# [Work item]
In the records below, count every line that contains the word "icon" and report only the total.

(Data records)
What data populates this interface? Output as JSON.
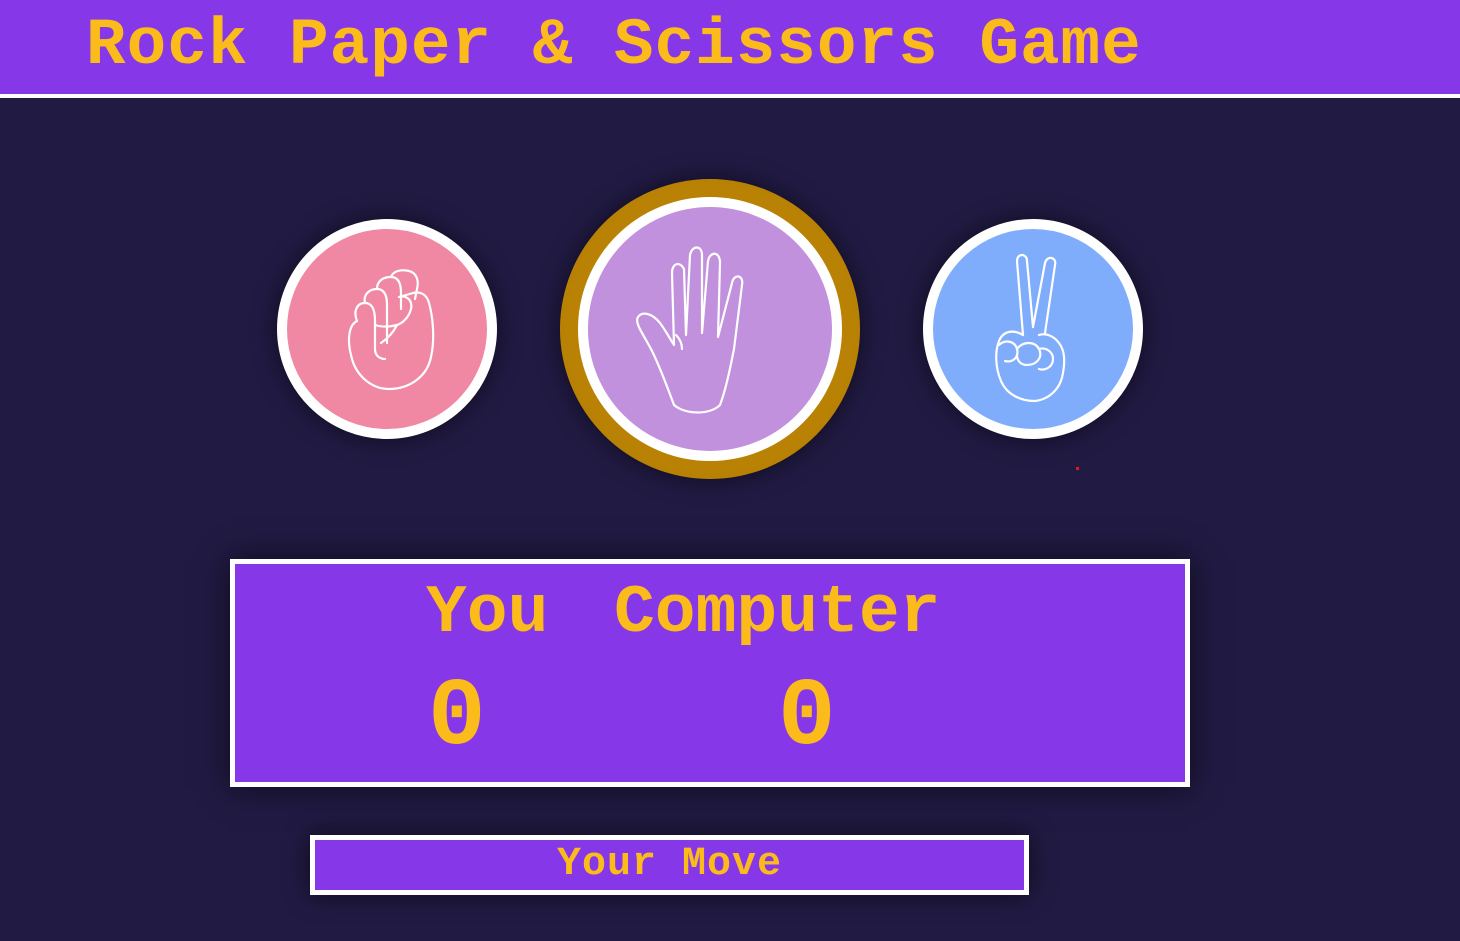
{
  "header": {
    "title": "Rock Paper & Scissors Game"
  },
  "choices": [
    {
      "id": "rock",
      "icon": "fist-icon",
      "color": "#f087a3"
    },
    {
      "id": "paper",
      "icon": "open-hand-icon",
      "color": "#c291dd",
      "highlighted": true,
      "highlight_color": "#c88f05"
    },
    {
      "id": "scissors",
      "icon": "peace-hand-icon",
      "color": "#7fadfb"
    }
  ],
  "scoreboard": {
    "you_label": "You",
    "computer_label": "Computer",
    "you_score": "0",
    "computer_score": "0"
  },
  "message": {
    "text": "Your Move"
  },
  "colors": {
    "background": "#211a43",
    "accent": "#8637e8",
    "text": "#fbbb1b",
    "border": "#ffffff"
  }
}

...

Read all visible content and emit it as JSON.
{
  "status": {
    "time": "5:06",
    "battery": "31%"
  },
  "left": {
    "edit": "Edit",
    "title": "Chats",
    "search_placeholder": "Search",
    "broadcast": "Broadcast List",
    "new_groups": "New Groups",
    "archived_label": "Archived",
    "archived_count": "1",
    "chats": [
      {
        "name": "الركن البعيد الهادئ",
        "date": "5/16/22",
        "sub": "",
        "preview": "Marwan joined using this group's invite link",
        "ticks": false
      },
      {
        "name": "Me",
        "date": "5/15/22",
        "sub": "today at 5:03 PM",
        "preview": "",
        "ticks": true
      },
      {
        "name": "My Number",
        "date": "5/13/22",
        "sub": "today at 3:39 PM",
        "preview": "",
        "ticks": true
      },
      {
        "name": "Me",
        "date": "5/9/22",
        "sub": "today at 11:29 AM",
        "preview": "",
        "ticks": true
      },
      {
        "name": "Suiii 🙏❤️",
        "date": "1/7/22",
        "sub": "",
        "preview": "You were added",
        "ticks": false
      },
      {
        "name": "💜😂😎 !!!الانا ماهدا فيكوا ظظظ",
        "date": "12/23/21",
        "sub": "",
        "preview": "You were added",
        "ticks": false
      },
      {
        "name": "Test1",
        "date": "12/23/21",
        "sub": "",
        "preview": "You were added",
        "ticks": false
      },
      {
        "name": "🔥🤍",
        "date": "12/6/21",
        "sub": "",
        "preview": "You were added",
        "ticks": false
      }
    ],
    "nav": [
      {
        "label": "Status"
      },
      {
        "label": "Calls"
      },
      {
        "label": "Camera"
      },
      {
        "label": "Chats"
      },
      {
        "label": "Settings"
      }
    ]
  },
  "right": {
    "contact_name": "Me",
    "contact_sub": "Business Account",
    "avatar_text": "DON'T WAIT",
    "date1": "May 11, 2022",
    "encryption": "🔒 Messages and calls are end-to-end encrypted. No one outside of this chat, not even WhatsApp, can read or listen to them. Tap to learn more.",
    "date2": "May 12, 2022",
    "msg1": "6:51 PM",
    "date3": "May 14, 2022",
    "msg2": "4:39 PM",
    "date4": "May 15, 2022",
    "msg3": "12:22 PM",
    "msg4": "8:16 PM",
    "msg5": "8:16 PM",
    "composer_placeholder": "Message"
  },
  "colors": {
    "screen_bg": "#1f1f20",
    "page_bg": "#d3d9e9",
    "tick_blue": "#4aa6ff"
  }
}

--

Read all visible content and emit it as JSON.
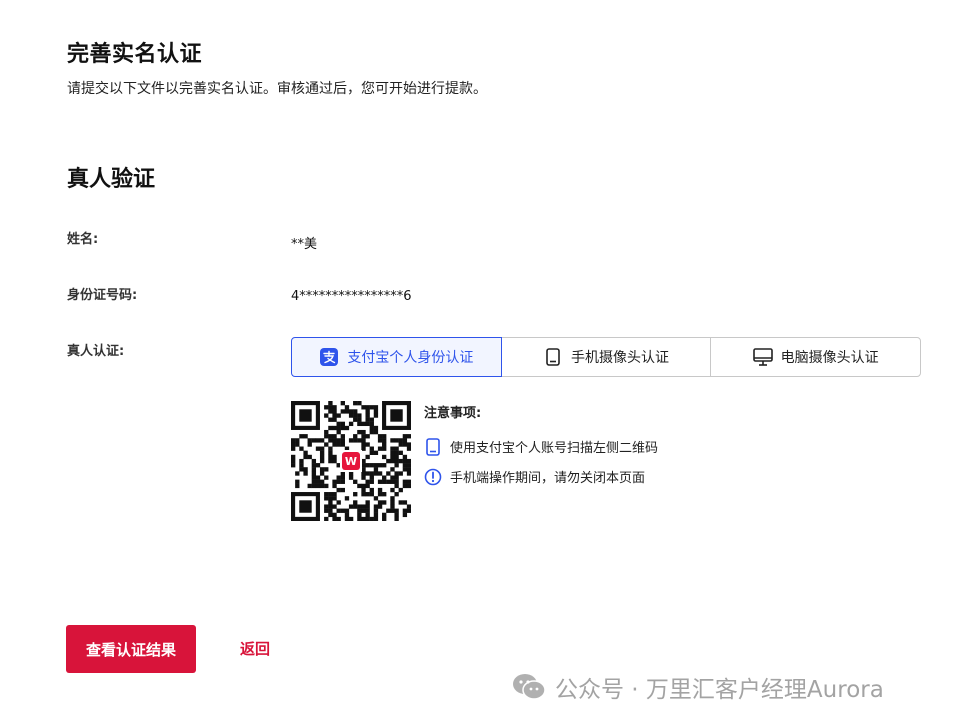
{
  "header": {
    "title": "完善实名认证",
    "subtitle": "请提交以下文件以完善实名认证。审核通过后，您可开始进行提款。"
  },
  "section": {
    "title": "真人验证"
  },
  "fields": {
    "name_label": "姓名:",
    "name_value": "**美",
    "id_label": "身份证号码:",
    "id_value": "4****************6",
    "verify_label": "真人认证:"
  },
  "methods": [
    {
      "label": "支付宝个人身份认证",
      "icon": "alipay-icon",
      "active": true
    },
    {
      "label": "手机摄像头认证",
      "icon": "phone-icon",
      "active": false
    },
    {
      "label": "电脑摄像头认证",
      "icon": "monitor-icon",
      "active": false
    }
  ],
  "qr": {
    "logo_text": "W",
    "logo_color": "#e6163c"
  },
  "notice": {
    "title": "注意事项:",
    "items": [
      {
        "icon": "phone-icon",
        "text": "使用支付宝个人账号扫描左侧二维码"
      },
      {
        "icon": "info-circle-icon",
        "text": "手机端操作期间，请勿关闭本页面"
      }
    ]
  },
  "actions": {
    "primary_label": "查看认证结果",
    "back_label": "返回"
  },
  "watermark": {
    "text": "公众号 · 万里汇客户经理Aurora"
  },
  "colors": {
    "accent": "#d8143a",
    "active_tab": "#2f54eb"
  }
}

# [Response area]
8